President Obama barely appears in “Obama’s War,’’ the new
That’s even more true today, as the Obama administration ponders a request to send as many as 40,000 more troops to the region. In this thorough and sobering report, Frontline asks pointed questions about the military’s counterinsurgency policy in Afghanistan, outlining just how ambitious its goal - to change the longstanding culture of a nation, turning a downtrodden people against the Taliban - and how daunting the challenge will be for the Americans on the front lines.
The bulk of the film, and its primary strength, is reporter Martin Smith’s lengthy visit with Echo Company, a group of Marines that has set up a camp in an old schoolhouse in the southern Afghanistan province of Helmand. In this dusty terrain filled with poppy plants that feed the global heroin trade, the Marines are dutifully following orders, trying to win over the locals and earn their trust. They’ve chosen their location, beside a marketplace, in an effort to make the people feel safe as they go about their daily lives.
But the locals, threatened by the Taliban, now shop at markets much farther away. Unseen Taliban fighters fire on the Marines every day. Translating the local dialect proves difficult. And convincing the people that they’re safe requires more than reassurance, more even than a show of vast resources.
“You have planes, tanks, and guns,’’ one villager tells a Marine. “What do we have? We’re simple people. We don’t have a sword. If you can’t win, how can we?’’
In due time, Frontline takes us from Afghanistan to Washington - where architects of the counterinsurgery purvey their big ideas on overhead projectors - and from Helmand to Kabul, where we learn of pervasive corruption in the Afghan government. We visit with Pakistani officials who swear they aren’t helping the Taliban, and experts who say otherwise.

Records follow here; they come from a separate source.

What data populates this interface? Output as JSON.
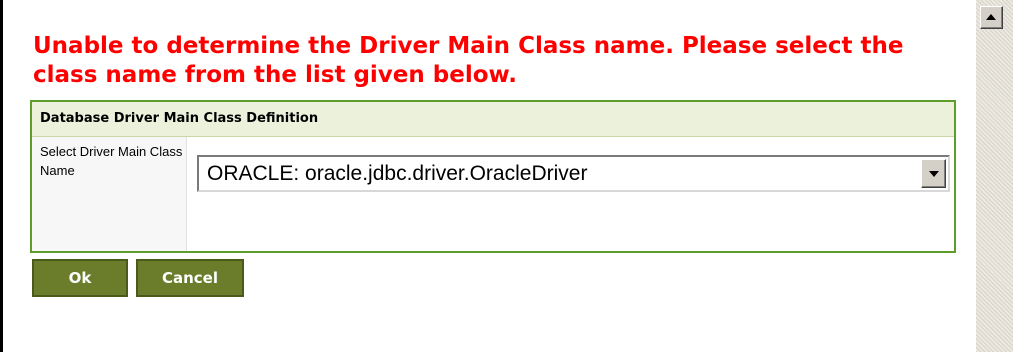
{
  "error": {
    "message": "Unable to determine the Driver Main Class name. Please select the class name from the list given below."
  },
  "panel": {
    "header": "Database Driver Main Class Definition",
    "field_label": "Select Driver Main Class Name",
    "select": {
      "value": "ORACLE: oracle.jdbc.driver.OracleDriver"
    }
  },
  "buttons": {
    "ok": "Ok",
    "cancel": "Cancel"
  },
  "colors": {
    "error_text": "#ff0000",
    "panel_border": "#5f9d2b",
    "header_bg": "#ecf1dc",
    "button_bg": "#6b7d2a"
  },
  "icons": {
    "dropdown": "chevron-down-icon",
    "scroll_up": "arrow-up-icon"
  }
}
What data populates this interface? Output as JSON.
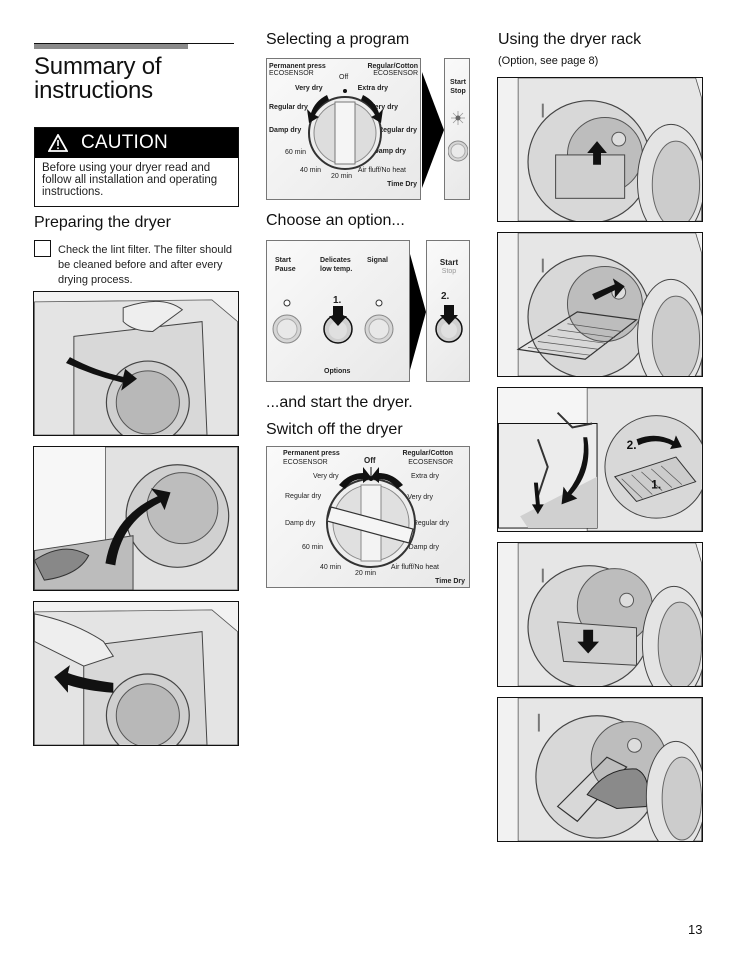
{
  "page": {
    "title_line1": "Summary of",
    "title_line2": "instructions",
    "page_number": "13"
  },
  "caution": {
    "icon": "warning-triangle-icon",
    "label": "CAUTION",
    "text": "Before using your dryer read and follow all installation and operating instructions."
  },
  "preparing": {
    "heading": "Preparing the dryer",
    "checklist_text": "Check the lint filter. The filter should be cleaned before and after every drying process.",
    "figures": [
      "open-door-illustration",
      "load-laundry-illustration",
      "close-door-illustration"
    ]
  },
  "selecting": {
    "heading": "Selecting a program",
    "dial": {
      "top_left_program": "Permanent press",
      "top_left_sensor": "ECOSENSOR",
      "top_right_program": "Regular/Cotton",
      "top_right_sensor": "ECOSENSOR",
      "off_label": "Off",
      "left_labels": [
        "Very dry",
        "Regular dry",
        "Damp dry"
      ],
      "right_labels": [
        "Extra dry",
        "Very dry",
        "Regular dry",
        "Damp dry"
      ],
      "time_labels": [
        "60 min",
        "40 min",
        "20 min"
      ],
      "air_label": "Air fluff/No heat",
      "time_dry_label": "Time Dry"
    },
    "start_panel": {
      "line1": "Start",
      "line2": "Stop"
    }
  },
  "options": {
    "heading": "Choose an option...",
    "buttons": [
      {
        "line1": "Start",
        "line2": "Pause"
      },
      {
        "line1": "Delicates",
        "line2": "low temp.",
        "step": "1."
      },
      {
        "line1": "Signal",
        "line2": ""
      }
    ],
    "footer": "Options",
    "start_panel": {
      "line1": "Start",
      "line2": "Stop",
      "step": "2."
    }
  },
  "start": {
    "heading": "...and start the dryer."
  },
  "switch_off": {
    "heading": "Switch off the dryer"
  },
  "rack": {
    "heading": "Using the dryer rack",
    "subheading": "(Option, see page 8)",
    "inset_steps": [
      "1.",
      "2."
    ],
    "figures": [
      "insert-rack-illustration",
      "slide-rack-illustration",
      "hook-rack-illustration",
      "basket-illustration",
      "shoes-on-rack-illustration"
    ]
  }
}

But the most compelling scenes are back on the ground in Afghanistan, where the chasm between policy and reality feels ever more vast. Hearing, in theory, about the challenges of nation building (or “nation rebuilding,’’ as Ambassador Richard Holbrooke puts it in an interview) is one thing. Seeing it in practice is another. And Frontline repeats the disturbing fact that this war seems open-ended.

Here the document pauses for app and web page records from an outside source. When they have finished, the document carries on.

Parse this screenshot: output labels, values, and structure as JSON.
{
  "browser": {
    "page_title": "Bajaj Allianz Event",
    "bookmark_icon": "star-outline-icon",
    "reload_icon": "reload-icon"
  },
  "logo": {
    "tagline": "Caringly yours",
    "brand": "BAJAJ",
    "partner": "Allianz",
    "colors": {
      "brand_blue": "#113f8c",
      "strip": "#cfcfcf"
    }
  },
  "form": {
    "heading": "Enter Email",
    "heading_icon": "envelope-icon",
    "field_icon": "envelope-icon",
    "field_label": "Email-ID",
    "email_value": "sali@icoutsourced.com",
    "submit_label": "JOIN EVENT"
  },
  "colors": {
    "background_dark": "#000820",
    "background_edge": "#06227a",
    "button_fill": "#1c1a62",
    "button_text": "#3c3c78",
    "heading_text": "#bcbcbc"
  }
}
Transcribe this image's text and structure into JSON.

With this clear-eyed and unsentimental view, Frontline invites respect for the risks and demands of foreign reporting. (And the more of it, the better; on Sunday night, CBS’s “60 Minutes’’ also reported on three weeks spent with a Marine company in Afghanistan.)

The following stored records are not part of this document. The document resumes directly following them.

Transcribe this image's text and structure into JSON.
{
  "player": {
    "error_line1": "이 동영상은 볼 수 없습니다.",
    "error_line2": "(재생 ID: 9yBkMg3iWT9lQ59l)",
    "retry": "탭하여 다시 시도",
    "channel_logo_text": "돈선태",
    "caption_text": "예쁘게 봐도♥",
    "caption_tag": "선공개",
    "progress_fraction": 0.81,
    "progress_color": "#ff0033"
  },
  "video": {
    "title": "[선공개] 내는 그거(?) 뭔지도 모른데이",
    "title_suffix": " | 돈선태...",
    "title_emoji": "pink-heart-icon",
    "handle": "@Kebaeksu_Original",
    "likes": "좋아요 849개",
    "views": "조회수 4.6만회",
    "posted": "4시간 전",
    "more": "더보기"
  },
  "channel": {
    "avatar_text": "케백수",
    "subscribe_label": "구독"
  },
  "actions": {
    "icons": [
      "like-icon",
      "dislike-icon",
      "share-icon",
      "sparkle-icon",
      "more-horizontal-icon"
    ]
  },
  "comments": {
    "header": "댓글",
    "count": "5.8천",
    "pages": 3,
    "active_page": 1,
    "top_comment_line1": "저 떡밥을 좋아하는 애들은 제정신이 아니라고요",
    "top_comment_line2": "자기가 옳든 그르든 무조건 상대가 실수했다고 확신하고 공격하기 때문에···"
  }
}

More importantly, it gives us admiration - and a great degree of sympathy - for the Marines under fire, charged with carrying out a lofty theory. They deserve a straightforward answer, and they deserve our attention, too.
Joanna Weiss can be reached at firstname.lastname@example.org. For more on TV, go to www.viewerdiscretion .net.